There’s little to say about Stevie Ray’s rig which hasn’t already been said. Safe to say if you’re playing a decent American Strat like this one then you’re in the right ballpark, although emulating the man’s phenomenal blues technique and musical dexterity might take a bit more work. He also varied his amp line-up, most notably using a variety of Fender amps like the Super Reverb, Vibroverb and Bassman, while the quasi-mythical Dumble Steel String Singer also got a run out when the occasion called for it.
It has been said that Bowie chooses his guitarists based not on their technical prowess or superior music theory grounding, but on whether or not they use their instrument as a ‘sound source’. Plenty of guitarists can play better technically, or faster, than the guys he chose but few can match what they offered in terms of maverick talent. No-one on the list better personifies this concept than Robert Fripp. Formerly of prog giants King Crimson, Fripp was brought in to add colour and creativity to the more experimental albums along the way, including Heroes and Scary Monsters (and Super Creeps.)
Fripp’s talents expanded far beyond ‘normal’ musical boundaries; if you’ve ever used a Windows computer, chances are you’ve heard the familiar four-note motif when you boot up? Or perhaps the short series of sounds when you load MS Mail? Both were the result of Robert’s work with the software giant, and have subsequently made him arguably the most listened-to musician in history.
Gear-wise, Fripp was a confirmed Gibson Les Paul man, although his playing techniques were rather less obvious. He claims to have been tone deaf from an early age, and nurtured his own unique picking style called cross-picking in an effort to stand out. He also, unusually, doesn’t have a musical grounding in the blues, instead taking his cues from jazz and classical music.
For the final entry in our whistle-stop tour, we introduce perhaps a new name to many of you; Ben Monder. Ben is a jazz guitarist, based out in New York, who was brought in with a series of other talented jazz players to add something different to the mix. Tony Visconti, Bowie’s longtime producer, said the idea of having jazz guys playing a rock sound appealed to them a lot more than having their usual rock guys playing a jazz sound.

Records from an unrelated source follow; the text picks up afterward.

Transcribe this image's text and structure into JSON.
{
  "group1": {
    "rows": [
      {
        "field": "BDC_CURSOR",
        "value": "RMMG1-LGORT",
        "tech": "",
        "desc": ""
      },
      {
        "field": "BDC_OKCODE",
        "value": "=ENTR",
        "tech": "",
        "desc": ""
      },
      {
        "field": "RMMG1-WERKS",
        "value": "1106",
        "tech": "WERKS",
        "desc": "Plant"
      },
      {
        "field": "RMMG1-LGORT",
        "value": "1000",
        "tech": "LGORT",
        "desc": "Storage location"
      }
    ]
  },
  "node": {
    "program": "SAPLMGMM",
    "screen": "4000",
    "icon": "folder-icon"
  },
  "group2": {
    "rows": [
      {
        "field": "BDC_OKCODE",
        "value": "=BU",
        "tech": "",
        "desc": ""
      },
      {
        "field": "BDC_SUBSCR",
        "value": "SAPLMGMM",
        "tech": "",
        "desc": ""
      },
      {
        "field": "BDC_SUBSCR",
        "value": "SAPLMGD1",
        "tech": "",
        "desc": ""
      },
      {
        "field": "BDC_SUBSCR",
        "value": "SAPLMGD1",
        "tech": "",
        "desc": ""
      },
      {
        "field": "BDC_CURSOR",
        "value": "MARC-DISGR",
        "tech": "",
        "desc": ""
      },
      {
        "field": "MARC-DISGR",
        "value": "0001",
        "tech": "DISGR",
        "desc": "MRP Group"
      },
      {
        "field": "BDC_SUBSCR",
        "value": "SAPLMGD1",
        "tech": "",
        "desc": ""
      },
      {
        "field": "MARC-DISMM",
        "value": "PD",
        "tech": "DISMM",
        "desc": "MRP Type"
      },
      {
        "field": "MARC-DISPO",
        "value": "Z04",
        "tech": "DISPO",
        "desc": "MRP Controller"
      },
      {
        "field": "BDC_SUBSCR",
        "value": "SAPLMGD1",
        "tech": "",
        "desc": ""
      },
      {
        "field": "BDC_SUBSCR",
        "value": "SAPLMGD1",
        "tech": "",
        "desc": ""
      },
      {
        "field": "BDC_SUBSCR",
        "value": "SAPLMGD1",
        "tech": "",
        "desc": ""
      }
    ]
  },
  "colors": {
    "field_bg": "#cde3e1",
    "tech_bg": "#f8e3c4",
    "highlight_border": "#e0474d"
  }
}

As well as the above list of regulars, Bowie also had the fortune to play with a number of high profile guitar legends. Nile Rodgers, for example, worked with him around the time of the Let’s Dance album, helping produce it and providing the famous choppy riff which makes up the song’s backbone. You can find an article we produced on how to sound like Nile Rodgers here, by the way. You’ll also find examples of players like Jimmy Page, Peter Frampton and Jeff Beck littered throughout Bowie’s career, making him out as something of a star’s star.